▸ Assigned task: What you return should match the data word for word, minus the images.

▸ Data about app and page elements:

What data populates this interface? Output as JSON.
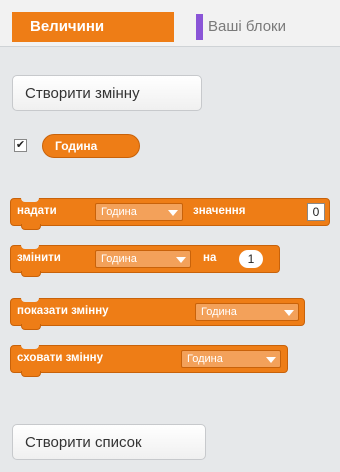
{
  "tabs": {
    "variables": "Величини",
    "my_blocks": "Ваші блоки"
  },
  "buttons": {
    "make_variable": "Створити змінну",
    "make_list": "Створити список"
  },
  "variable": {
    "name": "Година",
    "checked": true
  },
  "blocks": {
    "set": {
      "label": "надати",
      "var": "Година",
      "label2": "значення",
      "value": "0"
    },
    "change": {
      "label": "змінити",
      "var": "Година",
      "label2": "на",
      "value": "1"
    },
    "show": {
      "label": "показати змінну",
      "var": "Година"
    },
    "hide": {
      "label": "сховати змінну",
      "var": "Година"
    }
  },
  "colors": {
    "variables_category": "#ee7d16",
    "my_blocks_category": "#8a55d7"
  }
}
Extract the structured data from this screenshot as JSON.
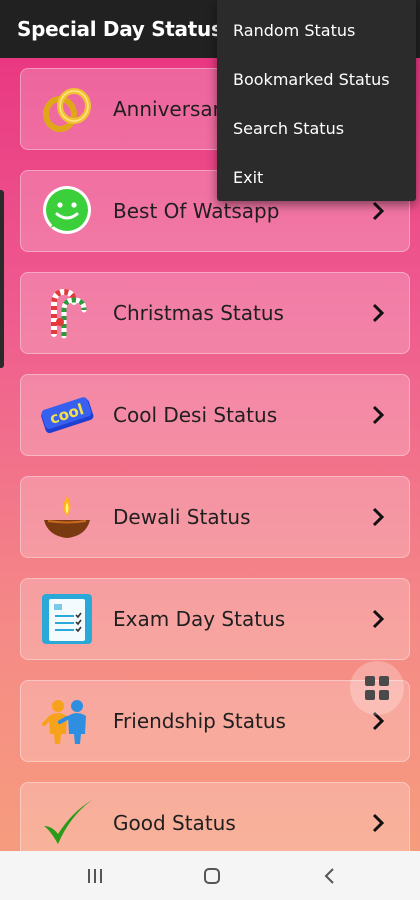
{
  "app": {
    "title": "Special Day Status"
  },
  "items": [
    {
      "label": "Anniversary Status",
      "icon": "wedding-rings-icon"
    },
    {
      "label": "Best Of Watsapp",
      "icon": "smiley-chat-icon"
    },
    {
      "label": "Christmas Status",
      "icon": "candy-cane-icon"
    },
    {
      "label": "Cool Desi Status",
      "icon": "cool-text-icon"
    },
    {
      "label": "Dewali Status",
      "icon": "diya-lamp-icon"
    },
    {
      "label": "Exam Day Status",
      "icon": "checklist-icon"
    },
    {
      "label": "Friendship Status",
      "icon": "friends-icon"
    },
    {
      "label": "Good Status",
      "icon": "checkmark-icon"
    }
  ],
  "menu": {
    "items": [
      {
        "label": "Random Status"
      },
      {
        "label": "Bookmarked Status"
      },
      {
        "label": "Search Status"
      },
      {
        "label": "Exit"
      }
    ]
  },
  "colors": {
    "appbar": "#212121",
    "gradient_top": "#e8307f",
    "gradient_bottom": "#f7a07c",
    "menu_bg": "#2b2b2b"
  }
}
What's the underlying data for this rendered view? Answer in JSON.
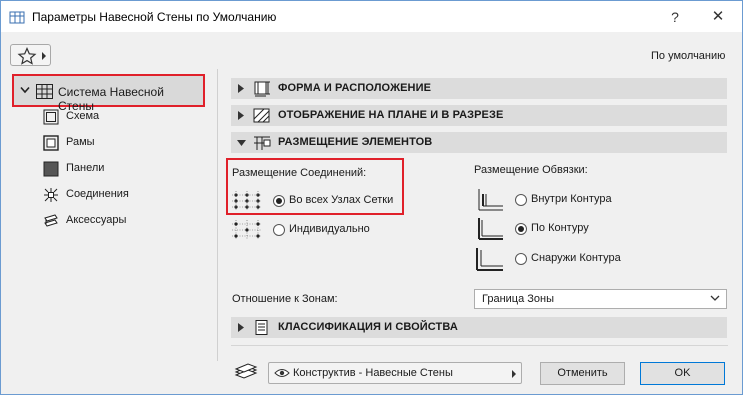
{
  "window": {
    "title": "Параметры Навесной Стены по Умолчанию",
    "help": "?",
    "close": "✕"
  },
  "toolbar": {
    "default_label": "По умолчанию"
  },
  "sidebar": {
    "root_label": "Система Навесной Стены",
    "items": [
      {
        "label": "Схема",
        "icon": "scheme-icon"
      },
      {
        "label": "Рамы",
        "icon": "frame-icon"
      },
      {
        "label": "Панели",
        "icon": "panel-icon"
      },
      {
        "label": "Соединения",
        "icon": "junction-icon"
      },
      {
        "label": "Аксессуары",
        "icon": "accessory-icon"
      }
    ]
  },
  "sections": {
    "shape": {
      "label": "ФОРМА И РАСПОЛОЖЕНИЕ",
      "expanded": false
    },
    "display": {
      "label": "ОТОБРАЖЕНИЕ НА ПЛАНЕ И В РАЗРЕЗЕ",
      "expanded": false
    },
    "placement": {
      "label": "РАЗМЕЩЕНИЕ ЭЛЕМЕНТОВ",
      "expanded": true
    },
    "classification": {
      "label": "КЛАССИФИКАЦИЯ И СВОЙСТВА",
      "expanded": false
    }
  },
  "placement": {
    "junctions": {
      "label": "Размещение Соединений:",
      "options": [
        {
          "label": "Во всех Узлах Сетки",
          "selected": true
        },
        {
          "label": "Индивидуально",
          "selected": false
        }
      ]
    },
    "boundary": {
      "label": "Размещение Обвязки:",
      "options": [
        {
          "label": "Внутри Контура",
          "selected": false
        },
        {
          "label": "По Контуру",
          "selected": true
        },
        {
          "label": "Снаружи Контура",
          "selected": false
        }
      ]
    },
    "zone": {
      "label": "Отношение к Зонам:",
      "value": "Граница Зоны"
    }
  },
  "footer": {
    "layer_value": "Конструктив - Навесные Стены",
    "cancel_label": "Отменить",
    "ok_label": "OK"
  },
  "colors": {
    "highlight": "#e0202a",
    "section_header": "#dcdcdc",
    "ok_border": "#0078d7"
  }
}
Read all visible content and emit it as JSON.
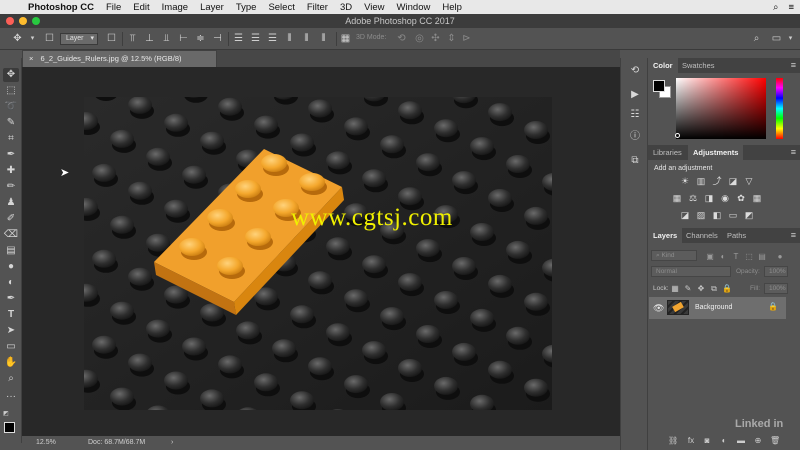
{
  "menubar": {
    "app_name": "Photoshop CC",
    "items": [
      "File",
      "Edit",
      "Image",
      "Layer",
      "Type",
      "Select",
      "Filter",
      "3D",
      "View",
      "Window",
      "Help"
    ]
  },
  "titlebar": {
    "title": "Adobe Photoshop CC 2017"
  },
  "options": {
    "auto_select_value": "Layer",
    "mode_3d_label": "3D Mode:"
  },
  "document": {
    "tab_label": "6_2_Guides_Rulers.jpg @ 12.5% (RGB/8)",
    "watermark": "www.cgtsj.com"
  },
  "status": {
    "zoom": "12.5%",
    "doc_size": "Doc: 68.7M/68.7M",
    "arrow": "›"
  },
  "panels": {
    "color_tabs": [
      "Color",
      "Swatches"
    ],
    "adj_tabs": [
      "Libraries",
      "Adjustments"
    ],
    "add_adjustment": "Add an adjustment",
    "layer_tabs": [
      "Layers",
      "Channels",
      "Paths"
    ],
    "kind_filter": "Kind",
    "blend_mode": "Normal",
    "opacity_label": "Opacity:",
    "opacity_value": "100%",
    "lock_label": "Lock:",
    "fill_label": "Fill:",
    "fill_value": "100%",
    "layer_name": "Background"
  },
  "watermark_corner": "Linked in",
  "colors": {
    "accent_yellow": "#f0f000",
    "lego_orange": "#f2a531",
    "panel_bg": "#535353",
    "canvas_bg": "#282828"
  }
}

▸ Worked solution:
What data populates this interface? Output as JSON.
{
  "tabs": {
    "variables": "Величини",
    "my_blocks": "Ваші блоки"
  },
  "buttons": {
    "make_variable": "Створити змінну",
    "make_list": "Створити список"
  },
  "variable": {
    "name": "Година",
    "checked": true
  },
  "blocks": {
    "set": {
      "label": "надати",
      "var": "Година",
      "label2": "значення",
      "value": "0"
    },
    "change": {
      "label": "змінити",
      "var": "Година",
      "label2": "на",
      "value": "1"
    },
    "show": {
      "label": "показати змінну",
      "var": "Година"
    },
    "hide": {
      "label": "сховати змінну",
      "var": "Година"
    }
  },
  "colors": {
    "variables_category": "#ee7d16",
    "my_blocks_category": "#8a55d7"
  }
}
Extract the structured data from this screenshot as JSON.
{
  "app": {
    "title": "Special Day Status"
  },
  "items": [
    {
      "label": "Anniversary Status",
      "icon": "wedding-rings-icon"
    },
    {
      "label": "Best Of Watsapp",
      "icon": "smiley-chat-icon"
    },
    {
      "label": "Christmas Status",
      "icon": "candy-cane-icon"
    },
    {
      "label": "Cool Desi Status",
      "icon": "cool-text-icon"
    },
    {
      "label": "Dewali Status",
      "icon": "diya-lamp-icon"
    },
    {
      "label": "Exam Day Status",
      "icon": "checklist-icon"
    },
    {
      "label": "Friendship Status",
      "icon": "friends-icon"
    },
    {
      "label": "Good Status",
      "icon": "checkmark-icon"
    }
  ],
  "menu": {
    "items": [
      {
        "label": "Random Status"
      },
      {
        "label": "Bookmarked Status"
      },
      {
        "label": "Search Status"
      },
      {
        "label": "Exit"
      }
    ]
  },
  "colors": {
    "appbar": "#212121",
    "gradient_top": "#e8307f",
    "gradient_bottom": "#f7a07c",
    "menu_bg": "#2b2b2b"
  }
}
What's the underlying data for this rendered view? Answer in JSON.
{
  "window": {
    "title": "Параметры Навесной Стены по Умолчанию",
    "help": "?",
    "close": "✕"
  },
  "toolbar": {
    "default_label": "По умолчанию"
  },
  "sidebar": {
    "root_label": "Система Навесной Стены",
    "items": [
      {
        "label": "Схема",
        "icon": "scheme-icon"
      },
      {
        "label": "Рамы",
        "icon": "frame-icon"
      },
      {
        "label": "Панели",
        "icon": "panel-icon"
      },
      {
        "label": "Соединения",
        "icon": "junction-icon"
      },
      {
        "label": "Аксессуары",
        "icon": "accessory-icon"
      }
    ]
  },
  "sections": {
    "shape": {
      "label": "ФОРМА И РАСПОЛОЖЕНИЕ",
      "expanded": false
    },
    "display": {
      "label": "ОТОБРАЖЕНИЕ НА ПЛАНЕ И В РАЗРЕЗЕ",
      "expanded": false
    },
    "placement": {
      "label": "РАЗМЕЩЕНИЕ ЭЛЕМЕНТОВ",
      "expanded": true
    },
    "classification": {
      "label": "КЛАССИФИКАЦИЯ И СВОЙСТВА",
      "expanded": false
    }
  },
  "placement": {
    "junctions": {
      "label": "Размещение Соединений:",
      "options": [
        {
          "label": "Во всех Узлах Сетки",
          "selected": true
        },
        {
          "label": "Индивидуально",
          "selected": false
        }
      ]
    },
    "boundary": {
      "label": "Размещение Обвязки:",
      "options": [
        {
          "label": "Внутри Контура",
          "selected": false
        },
        {
          "label": "По Контуру",
          "selected": true
        },
        {
          "label": "Снаружи Контура",
          "selected": false
        }
      ]
    },
    "zone": {
      "label": "Отношение к Зонам:",
      "value": "Граница Зоны"
    }
  },
  "footer": {
    "layer_value": "Конструктив - Навесные Стены",
    "cancel_label": "Отменить",
    "ok_label": "OK"
  },
  "colors": {
    "highlight": "#e0202a",
    "section_header": "#dcdcdc",
    "ok_border": "#0078d7"
  }
}
Read all visible content and emit it as JSON.
{
  "menubar": {
    "app_name": "Photoshop CC",
    "items": [
      "File",
      "Edit",
      "Image",
      "Layer",
      "Type",
      "Select",
      "Filter",
      "3D",
      "View",
      "Window",
      "Help"
    ]
  },
  "titlebar": {
    "title": "Adobe Photoshop CC 2017"
  },
  "options": {
    "auto_select_value": "Layer",
    "mode_3d_label": "3D Mode:"
  },
  "document": {
    "tab_label": "6_2_Guides_Rulers.jpg @ 12.5% (RGB/8)",
    "watermark": "www.cgtsj.com"
  },
  "status": {
    "zoom": "12.5%",
    "doc_size": "Doc: 68.7M/68.7M",
    "arrow": "›"
  },
  "panels": {
    "color_tabs": [
      "Color",
      "Swatches"
    ],
    "adj_tabs": [
      "Libraries",
      "Adjustments"
    ],
    "add_adjustment": "Add an adjustment",
    "layer_tabs": [
      "Layers",
      "Channels",
      "Paths"
    ],
    "kind_filter": "Kind",
    "blend_mode": "Normal",
    "opacity_label": "Opacity:",
    "opacity_value": "100%",
    "lock_label": "Lock:",
    "fill_label": "Fill:",
    "fill_value": "100%",
    "layer_name": "Background"
  },
  "watermark_corner": "Linked in",
  "colors": {
    "accent_yellow": "#f0f000",
    "lego_orange": "#f2a531",
    "panel_bg": "#535353",
    "canvas_bg": "#282828"
  }
}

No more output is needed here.